== Segment start ==

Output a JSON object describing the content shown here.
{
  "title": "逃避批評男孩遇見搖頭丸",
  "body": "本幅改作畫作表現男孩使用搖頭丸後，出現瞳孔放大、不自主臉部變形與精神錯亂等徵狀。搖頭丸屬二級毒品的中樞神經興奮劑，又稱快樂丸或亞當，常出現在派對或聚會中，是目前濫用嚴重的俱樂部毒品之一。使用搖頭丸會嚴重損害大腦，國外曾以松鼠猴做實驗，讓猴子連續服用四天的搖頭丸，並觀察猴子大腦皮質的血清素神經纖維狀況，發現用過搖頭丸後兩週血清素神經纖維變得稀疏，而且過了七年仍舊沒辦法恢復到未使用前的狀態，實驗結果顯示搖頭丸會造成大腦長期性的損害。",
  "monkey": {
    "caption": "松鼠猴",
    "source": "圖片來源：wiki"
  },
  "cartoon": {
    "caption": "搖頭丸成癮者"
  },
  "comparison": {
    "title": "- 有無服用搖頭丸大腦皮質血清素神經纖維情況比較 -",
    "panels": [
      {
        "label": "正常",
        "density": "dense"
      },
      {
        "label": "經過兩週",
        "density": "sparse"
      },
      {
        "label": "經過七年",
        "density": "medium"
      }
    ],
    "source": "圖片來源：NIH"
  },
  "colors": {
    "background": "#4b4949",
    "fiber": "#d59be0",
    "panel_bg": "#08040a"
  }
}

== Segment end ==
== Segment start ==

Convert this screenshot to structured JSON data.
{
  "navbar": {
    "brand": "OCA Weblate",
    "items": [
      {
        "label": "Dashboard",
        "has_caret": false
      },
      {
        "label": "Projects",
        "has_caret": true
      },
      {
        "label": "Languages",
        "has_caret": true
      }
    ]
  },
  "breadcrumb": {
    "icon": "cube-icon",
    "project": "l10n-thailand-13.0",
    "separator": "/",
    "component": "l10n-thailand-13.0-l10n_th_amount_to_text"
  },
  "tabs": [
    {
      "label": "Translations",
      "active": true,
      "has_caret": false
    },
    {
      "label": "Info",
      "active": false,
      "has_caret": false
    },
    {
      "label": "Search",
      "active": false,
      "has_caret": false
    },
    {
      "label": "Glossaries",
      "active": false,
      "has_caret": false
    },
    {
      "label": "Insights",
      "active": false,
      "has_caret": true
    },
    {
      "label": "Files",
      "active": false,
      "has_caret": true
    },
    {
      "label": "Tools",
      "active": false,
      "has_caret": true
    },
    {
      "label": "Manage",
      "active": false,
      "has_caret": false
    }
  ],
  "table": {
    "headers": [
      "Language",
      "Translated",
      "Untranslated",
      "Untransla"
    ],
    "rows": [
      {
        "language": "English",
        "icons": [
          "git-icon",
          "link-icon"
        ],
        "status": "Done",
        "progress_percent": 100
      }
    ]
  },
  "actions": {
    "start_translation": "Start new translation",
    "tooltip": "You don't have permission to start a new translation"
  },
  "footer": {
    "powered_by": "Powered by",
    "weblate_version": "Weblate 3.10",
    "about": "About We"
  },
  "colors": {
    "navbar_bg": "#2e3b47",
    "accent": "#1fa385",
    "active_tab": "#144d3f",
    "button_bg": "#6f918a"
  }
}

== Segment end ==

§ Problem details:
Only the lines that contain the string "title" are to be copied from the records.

§ Answer space:
  "title": "逃避批評男孩遇見搖頭丸",
    "title": "- 有無服用搖頭丸大腦皮質血清素神經纖維情況比較 -",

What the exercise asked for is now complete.